Ah, these United States — which is most corrupt?
New Jersey’s a traditional favorite. Chris Christie, the Republican candidate for governor this year, built his reputation as a federal prosecutor convicting 130 state and local politicians of corruption.
But Illinois is a contender: Think ousted Governor Rod Blagojevich.
Now, make room for the Commonwealth of Massachusetts.
Recently, former House Speaker Sal DiMasi was indicted — along with several associates — for allegedly helping a software company obtain $20 million in state contracts in return for lots of cold, hard cash.
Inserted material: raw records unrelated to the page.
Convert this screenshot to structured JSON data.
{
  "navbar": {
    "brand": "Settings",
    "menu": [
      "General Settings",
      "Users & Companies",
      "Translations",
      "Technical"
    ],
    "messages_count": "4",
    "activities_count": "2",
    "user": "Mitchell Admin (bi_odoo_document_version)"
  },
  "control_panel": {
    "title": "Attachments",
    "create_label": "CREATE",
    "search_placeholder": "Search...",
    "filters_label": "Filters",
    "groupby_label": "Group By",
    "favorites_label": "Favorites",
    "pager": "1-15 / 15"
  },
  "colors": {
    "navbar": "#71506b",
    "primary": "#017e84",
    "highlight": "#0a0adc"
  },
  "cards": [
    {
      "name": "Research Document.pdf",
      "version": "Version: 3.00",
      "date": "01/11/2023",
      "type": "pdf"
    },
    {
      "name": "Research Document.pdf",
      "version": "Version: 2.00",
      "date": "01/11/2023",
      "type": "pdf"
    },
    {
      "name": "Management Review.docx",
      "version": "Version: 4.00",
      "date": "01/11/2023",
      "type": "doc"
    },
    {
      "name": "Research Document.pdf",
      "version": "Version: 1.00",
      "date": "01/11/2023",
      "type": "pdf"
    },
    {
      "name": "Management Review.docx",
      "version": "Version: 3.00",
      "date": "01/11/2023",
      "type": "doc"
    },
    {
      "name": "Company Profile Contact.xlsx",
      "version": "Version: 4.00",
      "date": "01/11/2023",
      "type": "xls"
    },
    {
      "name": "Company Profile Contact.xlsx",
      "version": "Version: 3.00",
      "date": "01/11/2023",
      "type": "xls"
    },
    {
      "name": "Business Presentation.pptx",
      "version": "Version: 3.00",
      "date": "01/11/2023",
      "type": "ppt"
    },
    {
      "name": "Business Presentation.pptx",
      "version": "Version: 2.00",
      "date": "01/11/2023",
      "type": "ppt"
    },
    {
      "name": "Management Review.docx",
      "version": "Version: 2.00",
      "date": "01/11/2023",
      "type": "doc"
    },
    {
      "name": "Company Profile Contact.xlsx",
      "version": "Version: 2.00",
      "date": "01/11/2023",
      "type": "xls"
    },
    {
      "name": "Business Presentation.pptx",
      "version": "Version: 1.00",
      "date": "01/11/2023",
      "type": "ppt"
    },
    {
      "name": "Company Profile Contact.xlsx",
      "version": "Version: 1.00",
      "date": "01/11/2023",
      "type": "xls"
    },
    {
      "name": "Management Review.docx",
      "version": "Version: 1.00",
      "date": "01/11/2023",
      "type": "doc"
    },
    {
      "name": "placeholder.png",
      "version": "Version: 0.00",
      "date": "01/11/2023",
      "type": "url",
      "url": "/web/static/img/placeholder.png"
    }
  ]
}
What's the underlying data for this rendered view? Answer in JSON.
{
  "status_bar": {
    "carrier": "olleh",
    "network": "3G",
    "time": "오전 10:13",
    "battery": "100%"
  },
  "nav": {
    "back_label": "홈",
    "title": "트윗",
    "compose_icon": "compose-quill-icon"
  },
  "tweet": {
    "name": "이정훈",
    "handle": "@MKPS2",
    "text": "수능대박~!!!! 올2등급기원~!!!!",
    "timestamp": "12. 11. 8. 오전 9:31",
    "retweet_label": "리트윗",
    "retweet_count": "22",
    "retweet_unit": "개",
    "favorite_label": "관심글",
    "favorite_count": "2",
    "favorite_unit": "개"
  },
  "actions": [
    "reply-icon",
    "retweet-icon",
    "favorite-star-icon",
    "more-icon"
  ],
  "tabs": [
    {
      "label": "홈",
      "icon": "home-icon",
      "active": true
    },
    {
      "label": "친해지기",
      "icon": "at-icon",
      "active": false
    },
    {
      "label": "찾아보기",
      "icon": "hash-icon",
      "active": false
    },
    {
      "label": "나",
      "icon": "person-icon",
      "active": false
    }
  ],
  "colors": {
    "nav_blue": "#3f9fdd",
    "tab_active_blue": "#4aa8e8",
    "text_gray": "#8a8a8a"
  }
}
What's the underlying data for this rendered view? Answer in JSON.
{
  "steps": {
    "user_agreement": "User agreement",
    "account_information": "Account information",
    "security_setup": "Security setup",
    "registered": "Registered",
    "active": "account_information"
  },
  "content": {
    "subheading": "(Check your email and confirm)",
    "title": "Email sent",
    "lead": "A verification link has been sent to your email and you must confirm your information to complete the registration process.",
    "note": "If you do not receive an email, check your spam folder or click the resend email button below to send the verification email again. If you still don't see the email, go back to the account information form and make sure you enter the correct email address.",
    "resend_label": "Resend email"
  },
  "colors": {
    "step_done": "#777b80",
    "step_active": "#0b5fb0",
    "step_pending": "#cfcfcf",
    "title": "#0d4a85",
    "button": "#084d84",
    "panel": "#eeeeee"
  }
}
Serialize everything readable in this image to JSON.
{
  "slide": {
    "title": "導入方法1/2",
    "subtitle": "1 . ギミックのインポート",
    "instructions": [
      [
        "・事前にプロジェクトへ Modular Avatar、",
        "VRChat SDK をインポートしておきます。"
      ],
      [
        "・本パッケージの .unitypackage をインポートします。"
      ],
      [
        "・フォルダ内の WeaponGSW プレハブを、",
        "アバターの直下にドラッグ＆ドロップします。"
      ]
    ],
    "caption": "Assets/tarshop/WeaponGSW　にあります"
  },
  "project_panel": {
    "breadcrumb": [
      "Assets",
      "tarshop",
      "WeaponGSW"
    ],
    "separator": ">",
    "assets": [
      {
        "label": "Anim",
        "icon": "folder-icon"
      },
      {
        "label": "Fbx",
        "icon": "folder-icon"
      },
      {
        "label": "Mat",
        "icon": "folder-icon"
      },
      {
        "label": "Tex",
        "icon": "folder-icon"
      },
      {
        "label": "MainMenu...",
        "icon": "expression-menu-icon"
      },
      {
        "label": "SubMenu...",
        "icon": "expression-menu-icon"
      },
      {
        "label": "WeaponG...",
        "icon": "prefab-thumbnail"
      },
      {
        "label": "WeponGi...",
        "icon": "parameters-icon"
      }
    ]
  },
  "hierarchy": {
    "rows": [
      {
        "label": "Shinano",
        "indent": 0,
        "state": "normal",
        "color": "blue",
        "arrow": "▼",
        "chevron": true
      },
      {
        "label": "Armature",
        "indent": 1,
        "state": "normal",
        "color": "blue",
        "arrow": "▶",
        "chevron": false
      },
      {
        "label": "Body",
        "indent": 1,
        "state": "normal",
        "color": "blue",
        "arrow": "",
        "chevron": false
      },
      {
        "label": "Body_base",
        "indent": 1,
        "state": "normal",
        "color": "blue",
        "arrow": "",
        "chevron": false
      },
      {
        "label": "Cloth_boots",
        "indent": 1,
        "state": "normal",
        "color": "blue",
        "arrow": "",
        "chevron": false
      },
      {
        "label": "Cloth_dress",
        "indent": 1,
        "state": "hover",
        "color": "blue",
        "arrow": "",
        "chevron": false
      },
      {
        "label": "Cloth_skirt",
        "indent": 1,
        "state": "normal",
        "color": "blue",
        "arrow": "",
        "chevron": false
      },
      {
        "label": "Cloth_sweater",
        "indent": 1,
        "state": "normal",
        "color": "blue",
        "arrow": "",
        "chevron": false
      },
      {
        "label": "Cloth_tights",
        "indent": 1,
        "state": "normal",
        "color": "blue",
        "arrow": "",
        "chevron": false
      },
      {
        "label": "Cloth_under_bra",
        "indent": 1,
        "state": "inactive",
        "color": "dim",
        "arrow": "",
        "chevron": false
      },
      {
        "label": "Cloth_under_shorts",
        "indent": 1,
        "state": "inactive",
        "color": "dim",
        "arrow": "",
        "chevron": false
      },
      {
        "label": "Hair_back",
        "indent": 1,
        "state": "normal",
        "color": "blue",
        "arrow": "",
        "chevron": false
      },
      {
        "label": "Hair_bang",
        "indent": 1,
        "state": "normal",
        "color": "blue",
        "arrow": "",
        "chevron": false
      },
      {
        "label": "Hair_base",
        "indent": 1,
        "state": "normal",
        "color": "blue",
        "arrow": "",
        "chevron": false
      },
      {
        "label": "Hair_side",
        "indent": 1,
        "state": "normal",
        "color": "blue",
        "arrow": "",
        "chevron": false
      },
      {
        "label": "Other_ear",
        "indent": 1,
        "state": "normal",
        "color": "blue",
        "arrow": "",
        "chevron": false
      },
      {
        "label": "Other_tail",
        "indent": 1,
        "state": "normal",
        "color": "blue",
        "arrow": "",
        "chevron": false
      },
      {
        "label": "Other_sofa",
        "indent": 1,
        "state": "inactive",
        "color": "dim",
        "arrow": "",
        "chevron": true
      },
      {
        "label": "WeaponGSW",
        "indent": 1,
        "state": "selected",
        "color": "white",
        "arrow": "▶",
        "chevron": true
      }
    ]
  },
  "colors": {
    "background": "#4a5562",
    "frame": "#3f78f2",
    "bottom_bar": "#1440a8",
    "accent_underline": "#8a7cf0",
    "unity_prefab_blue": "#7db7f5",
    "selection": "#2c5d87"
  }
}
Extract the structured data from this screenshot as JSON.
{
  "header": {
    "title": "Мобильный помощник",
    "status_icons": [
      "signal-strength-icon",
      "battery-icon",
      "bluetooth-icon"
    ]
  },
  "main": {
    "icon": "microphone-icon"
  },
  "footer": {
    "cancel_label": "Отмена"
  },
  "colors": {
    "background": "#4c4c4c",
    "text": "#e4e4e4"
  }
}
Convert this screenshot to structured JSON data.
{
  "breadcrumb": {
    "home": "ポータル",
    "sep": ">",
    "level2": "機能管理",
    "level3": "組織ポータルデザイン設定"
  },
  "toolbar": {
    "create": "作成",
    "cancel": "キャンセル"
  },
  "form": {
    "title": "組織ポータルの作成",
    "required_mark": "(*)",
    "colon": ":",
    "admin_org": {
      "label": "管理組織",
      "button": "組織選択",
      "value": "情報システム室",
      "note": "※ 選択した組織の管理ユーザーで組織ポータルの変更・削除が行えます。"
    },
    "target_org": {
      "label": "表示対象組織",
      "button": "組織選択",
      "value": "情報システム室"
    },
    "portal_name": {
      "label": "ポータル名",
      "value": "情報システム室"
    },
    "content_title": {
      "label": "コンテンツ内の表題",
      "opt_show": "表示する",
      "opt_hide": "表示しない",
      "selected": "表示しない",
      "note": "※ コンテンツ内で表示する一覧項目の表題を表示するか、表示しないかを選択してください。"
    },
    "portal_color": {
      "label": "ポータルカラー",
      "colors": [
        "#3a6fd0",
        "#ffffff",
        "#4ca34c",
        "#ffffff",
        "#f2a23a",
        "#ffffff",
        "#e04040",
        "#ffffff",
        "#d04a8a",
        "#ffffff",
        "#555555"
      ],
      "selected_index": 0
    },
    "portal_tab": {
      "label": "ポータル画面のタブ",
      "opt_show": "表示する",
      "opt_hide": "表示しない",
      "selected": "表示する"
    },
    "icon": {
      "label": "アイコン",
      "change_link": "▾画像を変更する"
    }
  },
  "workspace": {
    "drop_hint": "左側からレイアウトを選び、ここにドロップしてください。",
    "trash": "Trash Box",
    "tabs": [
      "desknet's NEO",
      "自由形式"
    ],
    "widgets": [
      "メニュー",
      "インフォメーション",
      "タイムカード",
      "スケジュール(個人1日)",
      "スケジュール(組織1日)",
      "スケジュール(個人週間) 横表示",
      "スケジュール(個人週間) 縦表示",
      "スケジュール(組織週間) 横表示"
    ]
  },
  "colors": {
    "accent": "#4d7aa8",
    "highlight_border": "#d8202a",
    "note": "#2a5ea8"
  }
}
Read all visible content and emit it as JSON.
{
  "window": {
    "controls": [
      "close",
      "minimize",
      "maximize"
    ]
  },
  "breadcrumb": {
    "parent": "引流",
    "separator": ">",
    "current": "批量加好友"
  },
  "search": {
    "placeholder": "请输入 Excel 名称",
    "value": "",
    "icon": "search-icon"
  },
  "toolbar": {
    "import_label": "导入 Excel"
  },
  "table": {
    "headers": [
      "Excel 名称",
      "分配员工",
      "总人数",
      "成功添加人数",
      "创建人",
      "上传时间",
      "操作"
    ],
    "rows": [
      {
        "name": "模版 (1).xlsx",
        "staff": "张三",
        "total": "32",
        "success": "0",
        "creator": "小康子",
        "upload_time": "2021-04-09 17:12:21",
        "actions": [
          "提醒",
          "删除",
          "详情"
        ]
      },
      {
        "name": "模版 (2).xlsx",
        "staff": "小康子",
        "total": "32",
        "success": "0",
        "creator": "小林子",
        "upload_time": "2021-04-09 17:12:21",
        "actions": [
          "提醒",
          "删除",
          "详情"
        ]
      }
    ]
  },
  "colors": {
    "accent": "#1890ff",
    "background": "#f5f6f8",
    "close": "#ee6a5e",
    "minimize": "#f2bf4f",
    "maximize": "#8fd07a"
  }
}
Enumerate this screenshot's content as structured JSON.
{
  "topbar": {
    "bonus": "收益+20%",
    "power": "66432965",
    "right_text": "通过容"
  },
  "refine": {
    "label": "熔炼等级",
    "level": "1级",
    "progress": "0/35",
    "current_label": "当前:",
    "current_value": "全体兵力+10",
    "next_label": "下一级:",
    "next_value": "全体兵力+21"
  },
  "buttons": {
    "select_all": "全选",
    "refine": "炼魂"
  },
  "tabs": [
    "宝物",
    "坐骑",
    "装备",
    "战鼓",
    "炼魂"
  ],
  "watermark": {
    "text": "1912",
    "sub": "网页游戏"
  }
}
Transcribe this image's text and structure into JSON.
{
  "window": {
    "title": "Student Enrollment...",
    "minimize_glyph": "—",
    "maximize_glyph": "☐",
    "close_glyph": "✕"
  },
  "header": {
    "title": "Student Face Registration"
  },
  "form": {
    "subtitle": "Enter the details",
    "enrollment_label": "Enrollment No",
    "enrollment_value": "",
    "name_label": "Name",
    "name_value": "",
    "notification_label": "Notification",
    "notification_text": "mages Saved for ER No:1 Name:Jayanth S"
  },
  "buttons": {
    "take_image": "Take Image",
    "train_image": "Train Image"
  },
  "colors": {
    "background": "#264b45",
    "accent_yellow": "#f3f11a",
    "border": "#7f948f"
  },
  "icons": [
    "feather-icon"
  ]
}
The previous speaker left office just before he was indicted for perjury and obstruction of justice. The speaker before that had been pushed out after pleading guilty to federal income tax evasion.
This rather consistent level of corruption is a sign of too much power and not enough accountability. Frank Hynes, a Democrat who served in the legislature for 26 years, agrees. He says, “The speaker controls, basically, everything — where you sit, where you stand, how many aides you get, whether you get a good parking space.”
Obviously the Bay State needs term limits — DiMasi had been in office for 30 years. But years ago legislators blocked a term limits amendment just as they’ve blocked all but three citizen petitions for constitutional amendments during the last 90 years.
Massachusetts needs a new revolution, one that puts citizens in charge with an initiative process that politicians cannot ignore.
This is Common Sense. I’m Paul Jacob.